Another look at New Mexico’s lack of oil inspectors


A constant stream of heavy truck traffic rumbles past HollyFrontier’s Navajo Refinery in Artesia. The facility processes up to 100,000 barrels per day of crude oil, most of it pumped from New Mexico and Texas. Photo: Margaret Wright

In part two of her two-part story on the effects of oil and gas in the New Mexico Oil Patch, Margaret Wright mentioned the need for additional oil and gas inspectors.

Jim Winchester, the spokesman for the state’s Environment Department and the Energy, Minerals and Natural Resources Division (EMNRD), emailed Wright about the lack of funding for oil and gas inspectors in the state.

From Margaret’s story:

The Environment Department is asking the Legislature for a budget increase this session, he says. OCD is also requesting money to add hire another nine inspectors, “to provide increases in the number of inspections on active wells, plugging wells releases, remediation of spill sites and overall environmental compliance. This response includes all counties in New Mexico.”

She went on to note that there are just 14 inspectors for the tens of thousands of drilling facilities in the state.
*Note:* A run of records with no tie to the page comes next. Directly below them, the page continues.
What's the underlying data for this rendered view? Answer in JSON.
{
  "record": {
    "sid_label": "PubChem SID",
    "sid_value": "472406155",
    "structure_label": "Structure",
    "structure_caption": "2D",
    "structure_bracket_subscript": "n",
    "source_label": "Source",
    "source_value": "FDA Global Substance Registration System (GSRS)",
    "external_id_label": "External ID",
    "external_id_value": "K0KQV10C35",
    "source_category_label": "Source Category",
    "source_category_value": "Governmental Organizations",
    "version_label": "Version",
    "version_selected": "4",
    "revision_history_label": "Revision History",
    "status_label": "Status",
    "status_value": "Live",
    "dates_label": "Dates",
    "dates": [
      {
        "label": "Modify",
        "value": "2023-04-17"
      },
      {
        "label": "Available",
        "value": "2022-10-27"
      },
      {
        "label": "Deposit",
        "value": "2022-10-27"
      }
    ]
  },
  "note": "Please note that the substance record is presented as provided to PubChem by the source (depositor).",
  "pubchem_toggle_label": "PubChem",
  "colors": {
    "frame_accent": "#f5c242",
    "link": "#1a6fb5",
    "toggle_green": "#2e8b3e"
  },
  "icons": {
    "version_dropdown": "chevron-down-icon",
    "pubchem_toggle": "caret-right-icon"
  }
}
Fronteras spoke to one of the overworked inspectors, Ron Harvey. Harvey is responsible for 8,000 wells and that he cannot always inspect one each year.

“A lot of the time, to tell you the truth, I don’t write them up for well signs because we don’t have enough people where we can do follow-up,” Harvey said. Not having a well sign is considered a minor violation — one among thousands that OCD’s 14 inspectors must manage. When an operator breaks the rules, inspectors can send a letter of violation.

“There are some guys out there that just, you know, you’ve sent them an LOV and they’ll just wad it up and throw it in the trash can,” Harvey said. “They don’t care.”

OCD will be seeking funding for nine more inspector positions in the upcoming legislative session.

One of the recurrent complaints from those in the area is that the money that comes from drilling for oil and gas just doesn’t come back to the area and is instead sent to other parts of the state.

The story from Fronteras is part of a four-part series. The other three parts are:

Oil And Gas Regulation In New Mexico Outdated

New Mexico’s Oil Regulators Have Limited Enforcement Tools

New Mexico Lawmaker Faces Challenge In Strengthening Oil Regulation